Disaster Recovery and Business Continuity
We live in a world that is always on – 24 hours a day, 7 days a week. Today’s customer no longer lives down the street or in the immediate area. They can be located anywhere in the nation or in any other part of the world. The reach of a global Internet demands that IT operations remain operational and responsive any time potential clients want to contact your system. Any interruption may cause customers to abandon your website and click on the next provider listed.
Modern computing infrastructure must be designed to be highly resilient and tolerant to local equipment failures. But what happens when major catastrophic event occur that disrupts your business? If your IT operations are confronted with a major loss of resources, is it capable of smoothly and flawlessly transitioning operations to other facilities without suffering a loss of services? Once restored, will accounts continue where they left off, or will they need to roll back to some earlier point to ensure data corruption did not occur?
Computer outages are usually painfully expensive. Not only is the continual revenue stream interrupted, but the organization also incurs additional costs from:
Customers are very unforgiving of disruptions of services. If they are unable to maintain their session due to delivery problems with your system, they will quickly move on. Once they've moved on, it can be extremely difficult to dissuade lost clients from utilizing your competitor’s products.
- Detection, containment, recovery, and return to service
- Loss of employee productivity during the outage
- Lost or corrupted transactions that were in-process
- Negative impact on the company's reputation
- Customer churn and reduced market share
- Potential loss of future business opportunities
Operational integrity is an ability to absorb a catastrophic evert at the primary site, and seamlessly shift operations to a secondary site without any disruption in products and services whatsoever. In addition, this solution must be functional, efficient, economical, and manageable to ensure it doesn’t cost an exorbitant amount to maintain.
To accomplish the business objectives of a failover operation, every aspect of business and operations must be evaluated to ensure there are no inherent vulnerabilities. Both internal and external IT architectures must be designed to be robust, performant, secure, and economical.
Any discussion of operational continuity must began with business management. What are the goals and objectives of the organization? How quickly must operations be restored, and to what extent? Can they be phased in, focusing on critical systems first, or must they all remain on-line throughout the event. First steps should include:
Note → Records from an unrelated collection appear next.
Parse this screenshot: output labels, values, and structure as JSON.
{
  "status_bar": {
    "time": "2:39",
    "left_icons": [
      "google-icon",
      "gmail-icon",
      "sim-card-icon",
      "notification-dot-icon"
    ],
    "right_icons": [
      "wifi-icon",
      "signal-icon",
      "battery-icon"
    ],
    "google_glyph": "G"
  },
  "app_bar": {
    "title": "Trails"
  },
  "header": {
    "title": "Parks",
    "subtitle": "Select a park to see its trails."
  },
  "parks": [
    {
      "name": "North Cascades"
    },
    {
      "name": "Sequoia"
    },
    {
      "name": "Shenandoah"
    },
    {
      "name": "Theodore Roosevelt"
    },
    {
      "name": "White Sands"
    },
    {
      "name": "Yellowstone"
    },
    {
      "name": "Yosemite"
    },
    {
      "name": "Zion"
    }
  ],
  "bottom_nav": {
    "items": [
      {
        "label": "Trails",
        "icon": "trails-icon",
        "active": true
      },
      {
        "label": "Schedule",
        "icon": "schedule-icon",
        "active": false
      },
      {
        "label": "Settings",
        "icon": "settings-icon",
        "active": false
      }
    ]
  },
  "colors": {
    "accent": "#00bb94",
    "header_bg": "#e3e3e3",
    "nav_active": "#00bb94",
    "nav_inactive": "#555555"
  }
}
- Executive and stakeholder interviews
- Management workshops
- An equipment inventory
- Gap analysis studies
- Identification of all key business processes
Once we have a clear understanding of the organizations risks from a catastrophic event, we can assist you with the development of a disaster recovery plan that is comprehensive in coverage, yet economical to deploy.
If you’re ready to move ahead with the formulation of your disaster recovery program, please give us a call at (630) 513-9747. However, if you already know a change in your disaster recovery plan is needed but are struggling with where to start, we have several assessment programs that can provide the information necessary to make good decisions. Please give us 30-minutes to help you bring clarity to this complex issue.